The Treasury Department is a government agency that also indirectly affects the exchange rate. It prints more money. This increases the supply and weakens the dollar. It can also borrow more money from other countries. That's done by selling Treasury notes. That not only increases the supply of money, it also increases the debt. Both will send the dollar's value down.
The third government tool is expansionary fiscal policies. They weaken the dollar by increasing the money supply. But these policies can also improve economic growth. That often makes investors demand more dollars as a safe haven. It's like a vote of confidence in the economy. Sometimes this demand is so high that investors overlook the low interest rate they are getting by investing in dollars or U.S. Treasurys. The demand is even greater than the expansion in supply of dollars.

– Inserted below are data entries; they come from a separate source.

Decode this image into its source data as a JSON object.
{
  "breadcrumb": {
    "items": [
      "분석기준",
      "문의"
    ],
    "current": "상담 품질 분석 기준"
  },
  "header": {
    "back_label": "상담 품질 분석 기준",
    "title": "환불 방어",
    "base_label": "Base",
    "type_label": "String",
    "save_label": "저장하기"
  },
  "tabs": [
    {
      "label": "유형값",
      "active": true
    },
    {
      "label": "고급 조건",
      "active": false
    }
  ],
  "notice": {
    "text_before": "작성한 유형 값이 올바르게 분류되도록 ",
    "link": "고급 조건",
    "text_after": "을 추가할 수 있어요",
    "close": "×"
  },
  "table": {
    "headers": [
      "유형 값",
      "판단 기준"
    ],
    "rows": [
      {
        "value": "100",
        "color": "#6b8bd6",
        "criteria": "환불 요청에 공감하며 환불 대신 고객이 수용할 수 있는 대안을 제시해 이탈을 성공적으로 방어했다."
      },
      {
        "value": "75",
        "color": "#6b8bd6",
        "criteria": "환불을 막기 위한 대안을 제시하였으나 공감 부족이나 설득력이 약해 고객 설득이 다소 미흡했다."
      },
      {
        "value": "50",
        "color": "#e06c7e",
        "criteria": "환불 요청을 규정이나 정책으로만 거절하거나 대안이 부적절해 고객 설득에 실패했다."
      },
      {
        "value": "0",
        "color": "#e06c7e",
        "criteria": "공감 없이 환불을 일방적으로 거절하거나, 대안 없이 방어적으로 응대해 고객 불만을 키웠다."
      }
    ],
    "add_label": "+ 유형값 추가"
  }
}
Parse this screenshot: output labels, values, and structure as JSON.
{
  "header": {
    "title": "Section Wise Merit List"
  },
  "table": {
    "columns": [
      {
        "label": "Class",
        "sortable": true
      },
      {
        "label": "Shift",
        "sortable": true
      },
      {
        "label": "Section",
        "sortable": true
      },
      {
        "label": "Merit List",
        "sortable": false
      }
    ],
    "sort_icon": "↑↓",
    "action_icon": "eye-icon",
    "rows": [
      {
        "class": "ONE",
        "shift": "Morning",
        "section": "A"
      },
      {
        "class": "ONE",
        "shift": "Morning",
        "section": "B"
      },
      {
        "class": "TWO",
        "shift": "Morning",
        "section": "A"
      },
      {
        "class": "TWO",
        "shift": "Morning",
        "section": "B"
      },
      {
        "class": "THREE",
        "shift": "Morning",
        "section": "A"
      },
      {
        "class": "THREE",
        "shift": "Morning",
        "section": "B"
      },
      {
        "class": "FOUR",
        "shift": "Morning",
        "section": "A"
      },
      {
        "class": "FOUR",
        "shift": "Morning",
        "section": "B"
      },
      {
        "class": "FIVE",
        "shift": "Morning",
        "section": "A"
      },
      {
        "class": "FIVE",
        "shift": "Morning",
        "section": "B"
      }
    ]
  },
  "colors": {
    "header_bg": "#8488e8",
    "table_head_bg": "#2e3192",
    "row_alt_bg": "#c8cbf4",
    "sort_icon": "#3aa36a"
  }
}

Exchange rates, Treasury notes, and foreign exchange reserves offer three ways to measure the value of the dollar. Although the government is powerful in influencing exchange rates, it is still forex trading that actually changes them.
How the Government Regulates Foreign Exchange Trading
The Chicago Futures Trading Commission regulates the forex brokers. It oversees all U.S. forex brokerage companies, enforces its regulations, and prosecutes outright fraud. Its authority was strengthened in 2010 with the Dodd-Frank Wall Street Reform Act.
Approximately 95 percent of the $5.3 trillion traded daily on forex markets are spot currency transactions, rather than futures transactions. Since they consist of two-day delivery rather than cash, they are considered the same as futures contracts. For this reason, brokers must register as a Commodity Trading Advisor, a Futures Commission Merchant, an Introducing Broker, or a Commodity Pool Operator with the Commodity Futures Trading Commission and become members of the National Futures Association.
The U.S. National Futures Association is a self-regulating association. All U.S. forex brokers operating for other U.S. clients must register. The NFA’s objective is to protect the integrity of U.S. markets and to protect investors from fraud. But it doesn't get involved with the value of any particular currency.
In addition, banks are responsible for most of the trades. The Federal Reserve regulates many of them. For example, in 2013, the Fed required banks to add more liquidity. They began buying Treasurys since they could be sold for cash whenever crisis threatened. The 25 largest banks increased their Treasury holdings by 88 percent in February 2015. It pushed down yields on long-term Treasurys. That strengthened the dollar.
How bonds affect the stock market could depend on how the economy is doing. If the economy slows down, investors may prefer to invest in safer instruments, such as bonds, rather than in the more unpredictable stocks. But this is not a formulaic response because sometimes stocks and bonds can go up or down in value at the same time.